-- WHAT TO DO --
Copy the listing below in full and skip every picture.

+++

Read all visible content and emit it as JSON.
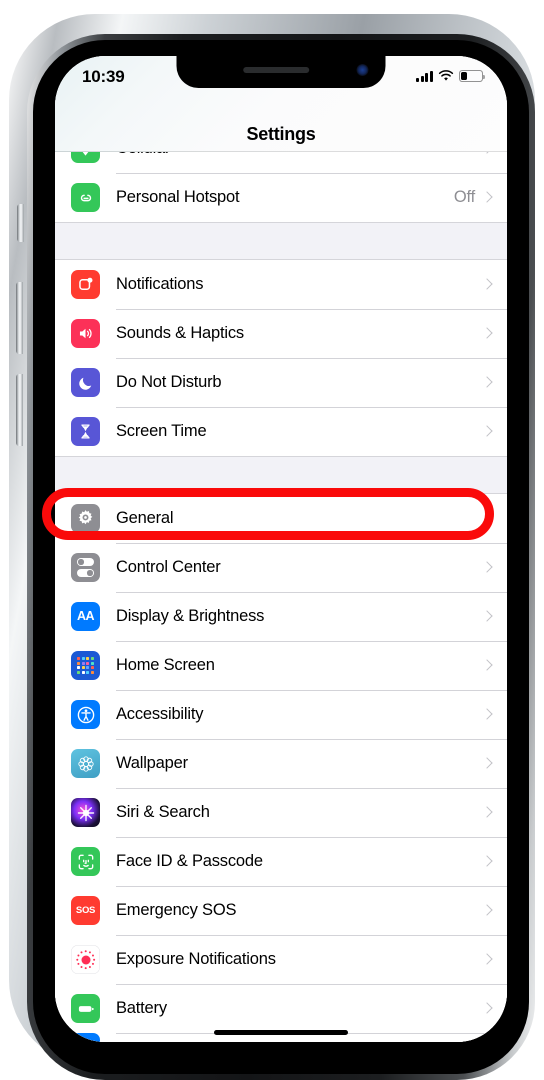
{
  "device": {
    "name": "iphone-x-silver"
  },
  "status_bar": {
    "time": "10:39",
    "signal_icon": "cellular-bars-icon",
    "wifi_icon": "wifi-icon",
    "battery_icon": "battery-icon",
    "battery_level_percent": 25
  },
  "header": {
    "title": "Settings"
  },
  "annotation": {
    "type": "red-ellipse-highlight",
    "target": "General",
    "color": "#FA0A0A"
  },
  "groups": [
    {
      "name": "connectivity",
      "rows": [
        {
          "label": "Cellular",
          "icon": "cellular-icon",
          "icon_color": "#34C759",
          "value": "",
          "partial_top": true
        },
        {
          "label": "Personal Hotspot",
          "icon": "personal-hotspot-icon",
          "icon_color": "#34C759",
          "value": "Off"
        }
      ]
    },
    {
      "name": "alerts",
      "rows": [
        {
          "label": "Notifications",
          "icon": "notifications-icon",
          "icon_color": "#FF3B30",
          "value": ""
        },
        {
          "label": "Sounds & Haptics",
          "icon": "sounds-haptics-icon",
          "icon_color": "#FC3158",
          "value": ""
        },
        {
          "label": "Do Not Disturb",
          "icon": "do-not-disturb-icon",
          "icon_color": "#5856D6",
          "value": ""
        },
        {
          "label": "Screen Time",
          "icon": "screen-time-icon",
          "icon_color": "#5856D6",
          "value": ""
        }
      ]
    },
    {
      "name": "system",
      "rows": [
        {
          "label": "General",
          "icon": "gear-icon",
          "icon_color": "#8E8E93",
          "value": "",
          "highlighted": true
        },
        {
          "label": "Control Center",
          "icon": "control-center-icon",
          "icon_color": "#8E8E93",
          "value": ""
        },
        {
          "label": "Display & Brightness",
          "icon": "display-brightness-icon",
          "icon_color": "#007AFF",
          "value": ""
        },
        {
          "label": "Home Screen",
          "icon": "home-screen-icon",
          "icon_color": "#1B59D4",
          "value": ""
        },
        {
          "label": "Accessibility",
          "icon": "accessibility-icon",
          "icon_color": "#007AFF",
          "value": ""
        },
        {
          "label": "Wallpaper",
          "icon": "wallpaper-icon",
          "icon_color": "#4FB5D0",
          "value": ""
        },
        {
          "label": "Siri & Search",
          "icon": "siri-search-icon",
          "icon_color": "#7B2FF7",
          "value": ""
        },
        {
          "label": "Face ID & Passcode",
          "icon": "face-id-icon",
          "icon_color": "#34C759",
          "value": ""
        },
        {
          "label": "Emergency SOS",
          "icon": "emergency-sos-icon",
          "icon_color": "#FF3B30",
          "value": ""
        },
        {
          "label": "Exposure Notifications",
          "icon": "exposure-notifications-icon",
          "icon_color": "#FF2D55",
          "value": ""
        },
        {
          "label": "Battery",
          "icon": "battery-settings-icon",
          "icon_color": "#34C759",
          "value": ""
        }
      ]
    }
  ]
}
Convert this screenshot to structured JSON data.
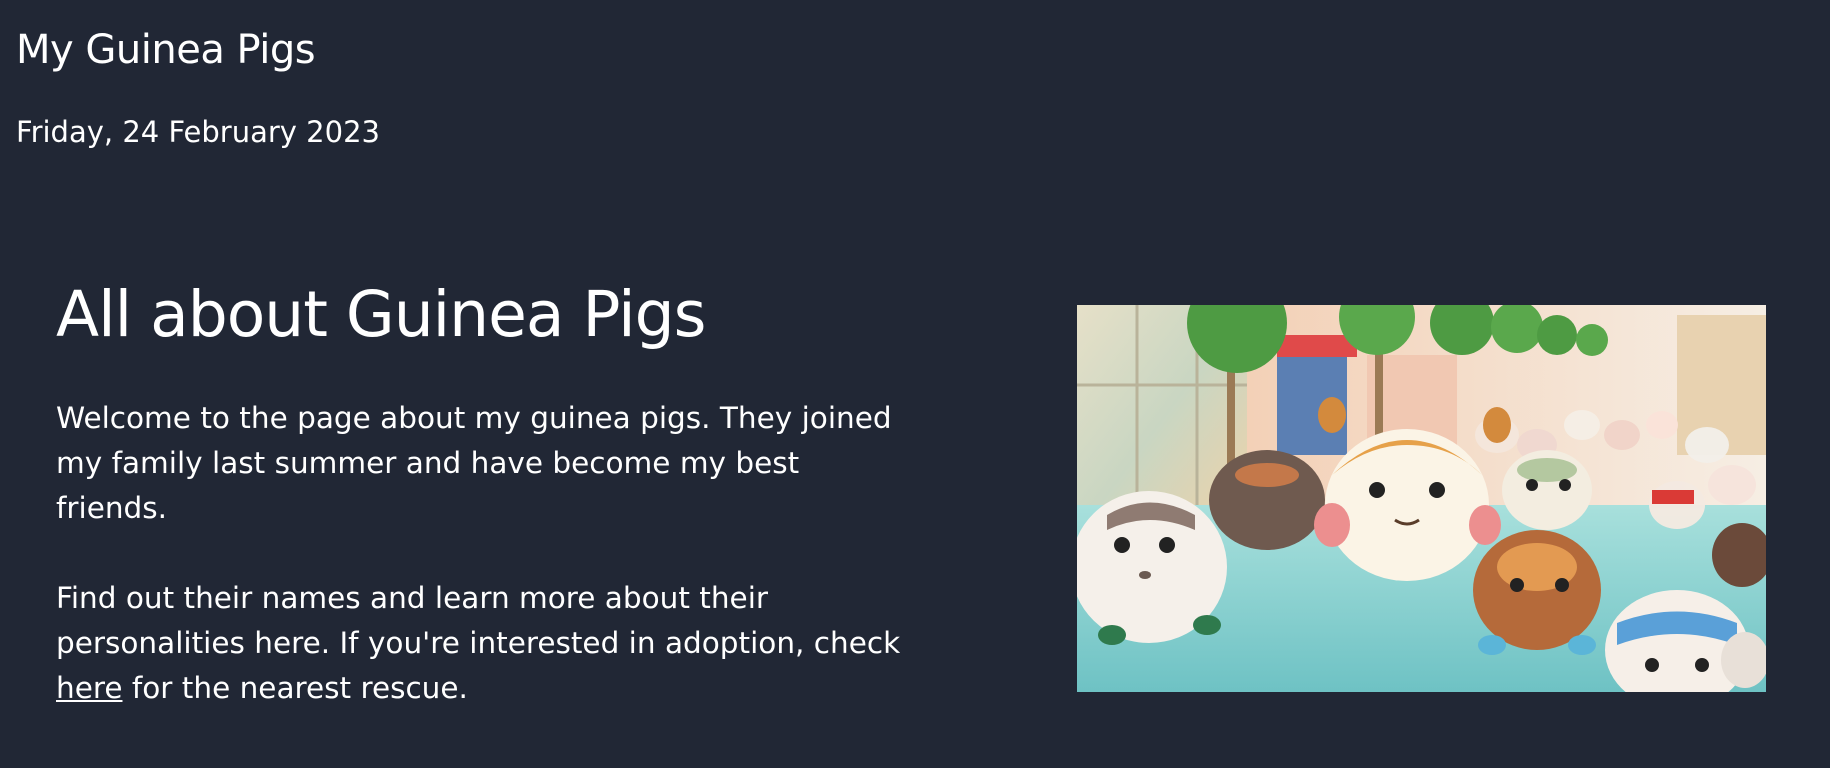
{
  "header": {
    "site_title": "My Guinea Pigs",
    "date": "Friday, 24 February 2023"
  },
  "intro": {
    "heading": "All about Guinea Pigs",
    "paragraph1_lines": [
      "Welcome to the page about my guinea pigs. They joined",
      "my family last summer and have become my best",
      "friends."
    ],
    "paragraph2_lines": [
      "Find out their names and learn more about their",
      "personalities here. If you're interested in adoption, check"
    ],
    "link_text": "here",
    "after_link_text": " for the nearest rescue."
  },
  "hero_image": {
    "icon": "photo-felt-guinea-pigs"
  },
  "colors": {
    "background": "#212735",
    "text": "#ffffff"
  }
}
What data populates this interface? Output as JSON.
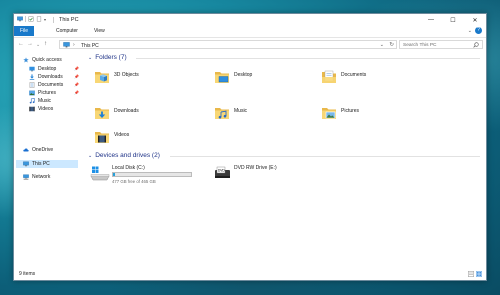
{
  "window": {
    "title": "This PC",
    "controls": [
      "—",
      "☐",
      "✕"
    ]
  },
  "ribbon": {
    "tabs": [
      "File",
      "Computer",
      "View"
    ],
    "collapse_glyph": "⌄",
    "help_glyph": "?"
  },
  "nav": {
    "back": "←",
    "forward": "→",
    "recent": "⌄",
    "up": "↑",
    "address_sep": "›",
    "address_text": "This PC",
    "address_dropdown": "⌄",
    "refresh": "↻",
    "search_placeholder": "Search This PC"
  },
  "sidebar": {
    "quick_access": "Quick access",
    "items": [
      {
        "label": "Desktop",
        "icon": "desktop-icon",
        "pinned": true
      },
      {
        "label": "Downloads",
        "icon": "downloads-icon",
        "pinned": true
      },
      {
        "label": "Documents",
        "icon": "documents-icon",
        "pinned": true
      },
      {
        "label": "Pictures",
        "icon": "pictures-icon",
        "pinned": true
      },
      {
        "label": "Music",
        "icon": "music-icon",
        "pinned": false
      },
      {
        "label": "Videos",
        "icon": "videos-icon",
        "pinned": false
      }
    ],
    "onedrive": "OneDrive",
    "this_pc": "This PC",
    "network": "Network"
  },
  "folders_group": {
    "header": "Folders (7)",
    "items": [
      {
        "label": "3D Objects",
        "icon": "3d-objects-folder-icon"
      },
      {
        "label": "Desktop",
        "icon": "desktop-folder-icon"
      },
      {
        "label": "Documents",
        "icon": "documents-folder-icon"
      },
      {
        "label": "Downloads",
        "icon": "downloads-folder-icon"
      },
      {
        "label": "Music",
        "icon": "music-folder-icon"
      },
      {
        "label": "Pictures",
        "icon": "pictures-folder-icon"
      },
      {
        "label": "Videos",
        "icon": "videos-folder-icon"
      }
    ]
  },
  "drives_group": {
    "header": "Devices and drives (2)",
    "local_disk": {
      "label": "Local Disk (C:)",
      "space": "477 GB free of 465 GB",
      "used_fraction": 0.03
    },
    "dvd": {
      "label": "DVD RW Drive (E:)"
    }
  },
  "status": {
    "item_count": "9 items"
  },
  "colors": {
    "accent": "#1979ca",
    "group_header": "#1e3287",
    "selection": "#cce8ff",
    "folder_yellow": "#f8d775"
  }
}
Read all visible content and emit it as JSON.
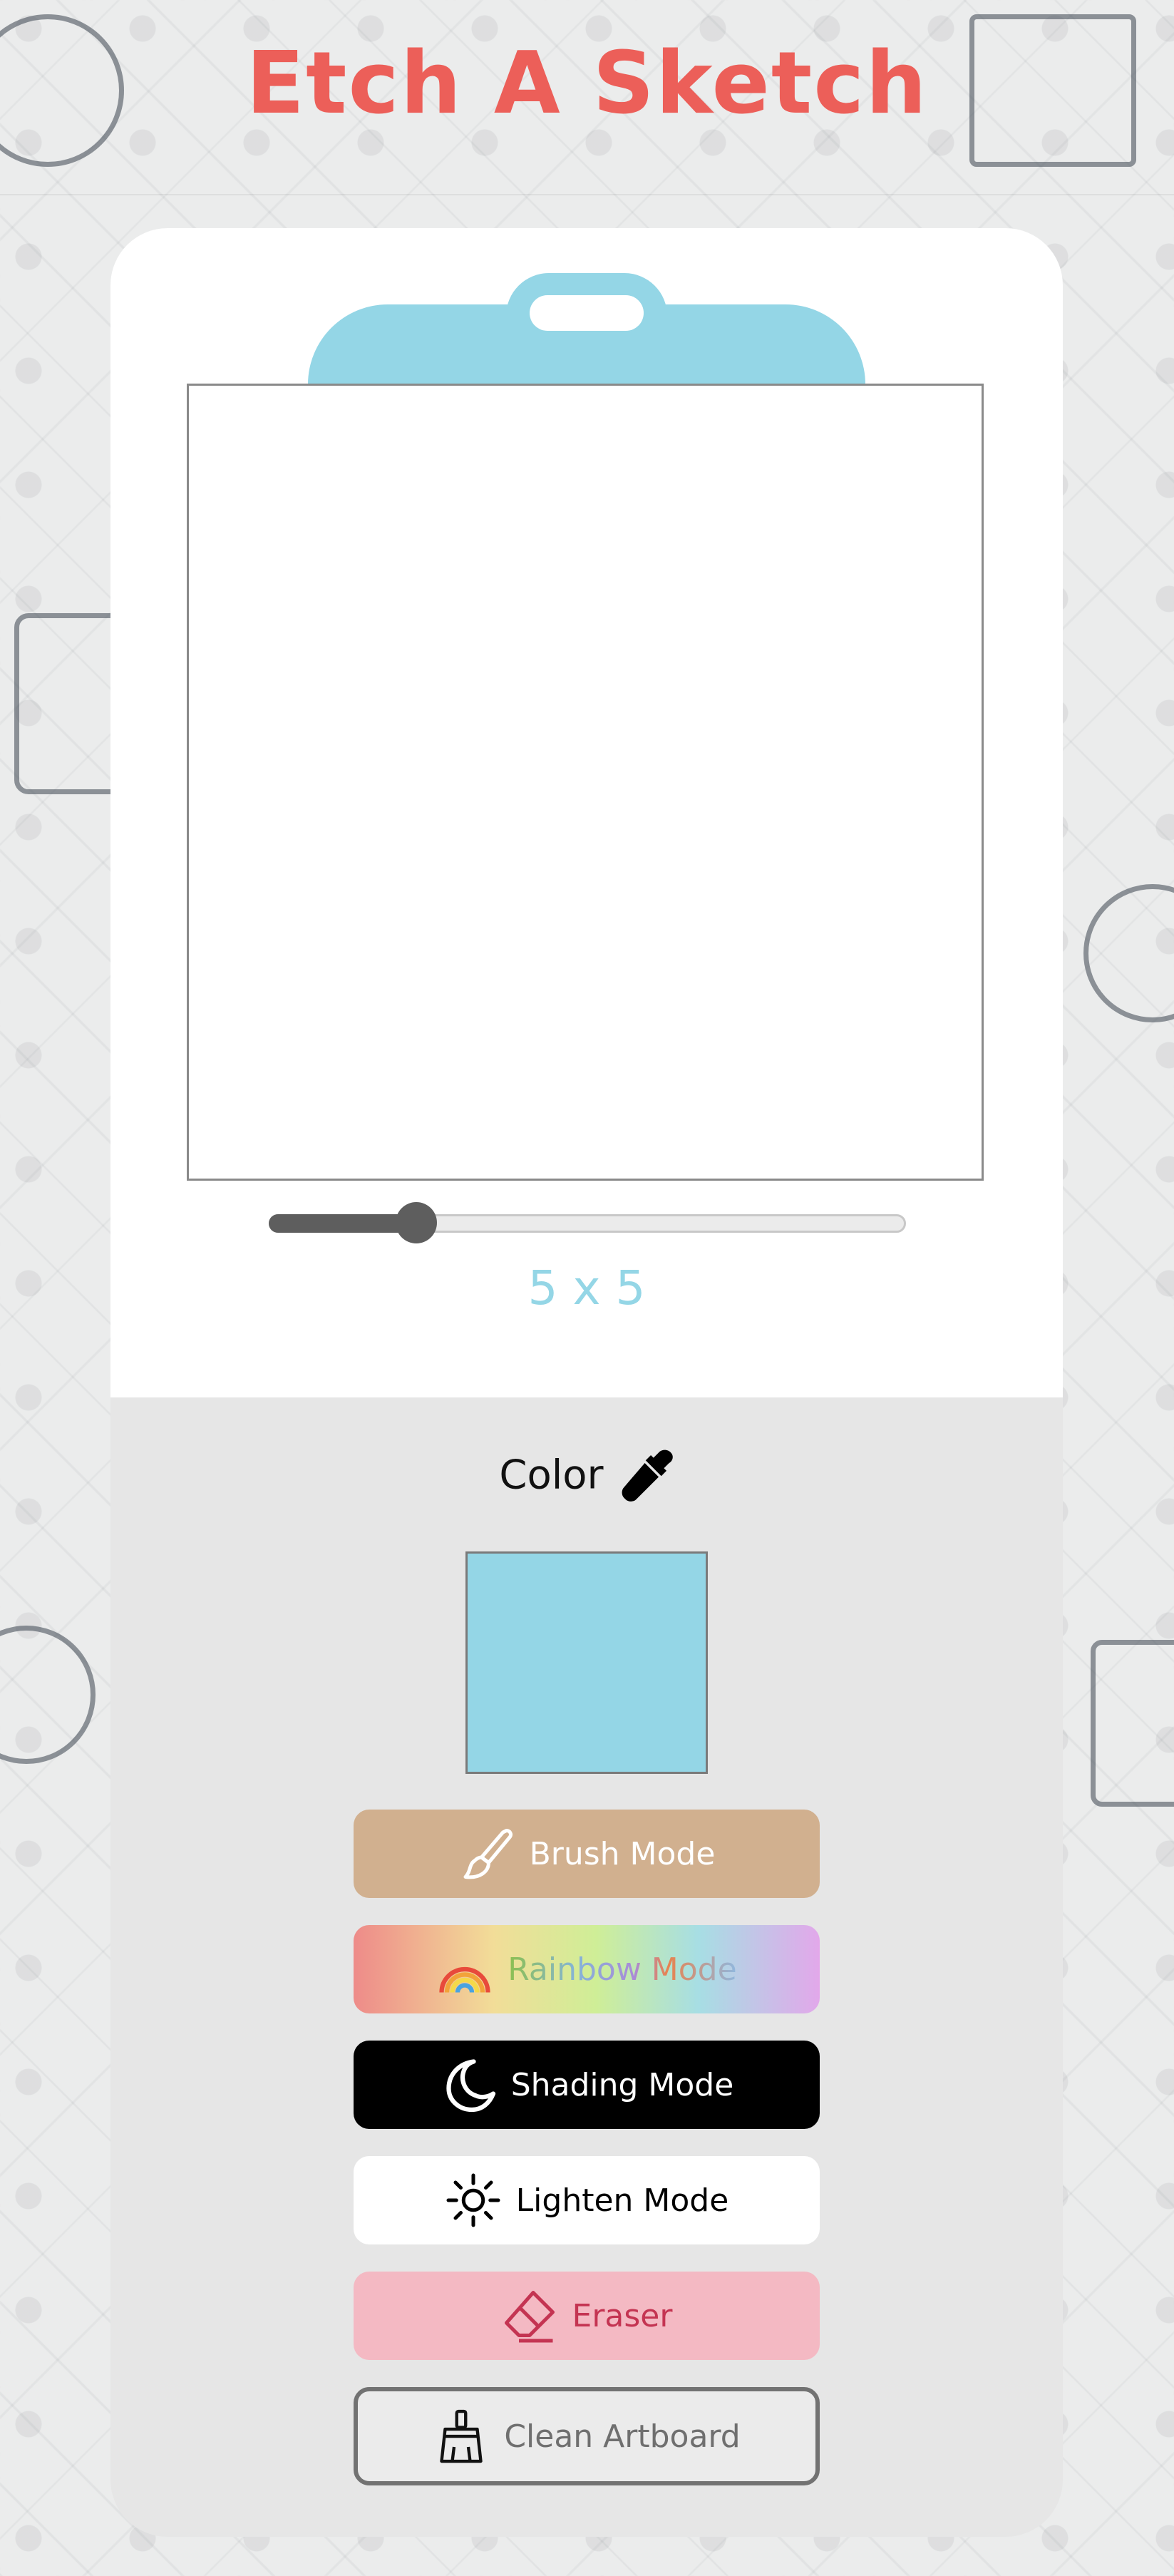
{
  "header": {
    "title": "Etch A Sketch"
  },
  "board": {
    "grid_size_label": "5 x 5",
    "grid_size_value": 5,
    "slider_level": 0.23
  },
  "color": {
    "label": "Color",
    "icon": "eyedropper-icon",
    "current_color": "#94d6e6"
  },
  "buttons": {
    "brush": {
      "label": "Brush Mode",
      "icon": "paintbrush-icon",
      "color": "#d1b08f"
    },
    "rainbow": {
      "label": "Rainbow Mode",
      "icon": "rainbow-icon"
    },
    "shading": {
      "label": "Shading Mode",
      "icon": "moon-icon",
      "color": "#000000"
    },
    "lighten": {
      "label": "Lighten Mode",
      "icon": "sun-icon",
      "color": "#ffffff"
    },
    "eraser": {
      "label": "Eraser",
      "icon": "eraser-icon",
      "color": "#f4b9c3"
    },
    "clean": {
      "label": "Clean Artboard",
      "icon": "broom-icon"
    }
  },
  "colors": {
    "title": "#ec5f59",
    "accent": "#94d6e6",
    "panel": "#e6e6e6"
  }
}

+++

-- WRITTEN RESPONSE --
Read all visible content and emit it as JSON.
{
  "device": {
    "name": "iphone-x-silver"
  },
  "status_bar": {
    "time": "10:39",
    "signal_icon": "cellular-bars-icon",
    "wifi_icon": "wifi-icon",
    "battery_icon": "battery-icon",
    "battery_level_percent": 25
  },
  "header": {
    "title": "Settings"
  },
  "annotation": {
    "type": "red-ellipse-highlight",
    "target": "General",
    "color": "#FA0A0A"
  },
  "groups": [
    {
      "name": "connectivity",
      "rows": [
        {
          "label": "Cellular",
          "icon": "cellular-icon",
          "icon_color": "#34C759",
          "value": "",
          "partial_top": true
        },
        {
          "label": "Personal Hotspot",
          "icon": "personal-hotspot-icon",
          "icon_color": "#34C759",
          "value": "Off"
        }
      ]
    },
    {
      "name": "alerts",
      "rows": [
        {
          "label": "Notifications",
          "icon": "notifications-icon",
          "icon_color": "#FF3B30",
          "value": ""
        },
        {
          "label": "Sounds & Haptics",
          "icon": "sounds-haptics-icon",
          "icon_color": "#FC3158",
          "value": ""
        },
        {
          "label": "Do Not Disturb",
          "icon": "do-not-disturb-icon",
          "icon_color": "#5856D6",
          "value": ""
        },
        {
          "label": "Screen Time",
          "icon": "screen-time-icon",
          "icon_color": "#5856D6",
          "value": ""
        }
      ]
    },
    {
      "name": "system",
      "rows": [
        {
          "label": "General",
          "icon": "gear-icon",
          "icon_color": "#8E8E93",
          "value": "",
          "highlighted": true
        },
        {
          "label": "Control Center",
          "icon": "control-center-icon",
          "icon_color": "#8E8E93",
          "value": ""
        },
        {
          "label": "Display & Brightness",
          "icon": "display-brightness-icon",
          "icon_color": "#007AFF",
          "value": ""
        },
        {
          "label": "Home Screen",
          "icon": "home-screen-icon",
          "icon_color": "#1B59D4",
          "value": ""
        },
        {
          "label": "Accessibility",
          "icon": "accessibility-icon",
          "icon_color": "#007AFF",
          "value": ""
        },
        {
          "label": "Wallpaper",
          "icon": "wallpaper-icon",
          "icon_color": "#4FB5D0",
          "value": ""
        },
        {
          "label": "Siri & Search",
          "icon": "siri-search-icon",
          "icon_color": "#7B2FF7",
          "value": ""
        },
        {
          "label": "Face ID & Passcode",
          "icon": "face-id-icon",
          "icon_color": "#34C759",
          "value": ""
        },
        {
          "label": "Emergency SOS",
          "icon": "emergency-sos-icon",
          "icon_color": "#FF3B30",
          "value": ""
        },
        {
          "label": "Exposure Notifications",
          "icon": "exposure-notifications-icon",
          "icon_color": "#FF2D55",
          "value": ""
        },
        {
          "label": "Battery",
          "icon": "battery-settings-icon",
          "icon_color": "#34C759",
          "value": ""
        }
      ]
    }
  ]
}
Convert this screenshot to structured JSON data.
{
  "header": {
    "site_title": "My Guinea Pigs",
    "date": "Friday, 24 February 2023"
  },
  "intro": {
    "heading": "All about Guinea Pigs",
    "paragraph1_lines": [
      "Welcome to the page about my guinea pigs. They joined",
      "my family last summer and have become my best",
      "friends."
    ],
    "paragraph2_lines": [
      "Find out their names and learn more about their",
      "personalities here. If you're interested in adoption, check"
    ],
    "link_text": "here",
    "after_link_text": " for the nearest rescue."
  },
  "hero_image": {
    "icon": "photo-felt-guinea-pigs"
  },
  "colors": {
    "background": "#212735",
    "text": "#ffffff"
  }
}
What data populates this interface? Output as JSON.
{
  "window": {
    "title": "This PC",
    "controls": [
      "—",
      "☐",
      "✕"
    ]
  },
  "ribbon": {
    "tabs": [
      "File",
      "Computer",
      "View"
    ],
    "collapse_glyph": "⌄",
    "help_glyph": "?"
  },
  "nav": {
    "back": "←",
    "forward": "→",
    "recent": "⌄",
    "up": "↑",
    "address_sep": "›",
    "address_text": "This PC",
    "address_dropdown": "⌄",
    "refresh": "↻",
    "search_placeholder": "Search This PC"
  },
  "sidebar": {
    "quick_access": "Quick access",
    "items": [
      {
        "label": "Desktop",
        "icon": "desktop-icon",
        "pinned": true
      },
      {
        "label": "Downloads",
        "icon": "downloads-icon",
        "pinned": true
      },
      {
        "label": "Documents",
        "icon": "documents-icon",
        "pinned": true
      },
      {
        "label": "Pictures",
        "icon": "pictures-icon",
        "pinned": true
      },
      {
        "label": "Music",
        "icon": "music-icon",
        "pinned": false
      },
      {
        "label": "Videos",
        "icon": "videos-icon",
        "pinned": false
      }
    ],
    "onedrive": "OneDrive",
    "this_pc": "This PC",
    "network": "Network"
  },
  "folders_group": {
    "header": "Folders (7)",
    "items": [
      {
        "label": "3D Objects",
        "icon": "3d-objects-folder-icon"
      },
      {
        "label": "Desktop",
        "icon": "desktop-folder-icon"
      },
      {
        "label": "Documents",
        "icon": "documents-folder-icon"
      },
      {
        "label": "Downloads",
        "icon": "downloads-folder-icon"
      },
      {
        "label": "Music",
        "icon": "music-folder-icon"
      },
      {
        "label": "Pictures",
        "icon": "pictures-folder-icon"
      },
      {
        "label": "Videos",
        "icon": "videos-folder-icon"
      }
    ]
  },
  "drives_group": {
    "header": "Devices and drives (2)",
    "local_disk": {
      "label": "Local Disk (C:)",
      "space": "477 GB free of 465 GB",
      "used_fraction": 0.03
    },
    "dvd": {
      "label": "DVD RW Drive (E:)"
    }
  },
  "status": {
    "item_count": "9 items"
  },
  "colors": {
    "accent": "#1979ca",
    "group_header": "#1e3287",
    "selection": "#cce8ff",
    "folder_yellow": "#f8d775"
  }
}
Read all visible content and emit it as JSON.
{
  "header": {
    "title": "Etch A Sketch"
  },
  "board": {
    "grid_size_label": "5 x 5",
    "grid_size_value": 5,
    "slider_level": 0.23
  },
  "color": {
    "label": "Color",
    "icon": "eyedropper-icon",
    "current_color": "#94d6e6"
  },
  "buttons": {
    "brush": {
      "label": "Brush Mode",
      "icon": "paintbrush-icon",
      "color": "#d1b08f"
    },
    "rainbow": {
      "label": "Rainbow Mode",
      "icon": "rainbow-icon"
    },
    "shading": {
      "label": "Shading Mode",
      "icon": "moon-icon",
      "color": "#000000"
    },
    "lighten": {
      "label": "Lighten Mode",
      "icon": "sun-icon",
      "color": "#ffffff"
    },
    "eraser": {
      "label": "Eraser",
      "icon": "eraser-icon",
      "color": "#f4b9c3"
    },
    "clean": {
      "label": "Clean Artboard",
      "icon": "broom-icon"
    }
  },
  "colors": {
    "title": "#ec5f59",
    "accent": "#94d6e6",
    "panel": "#e6e6e6"
  }
}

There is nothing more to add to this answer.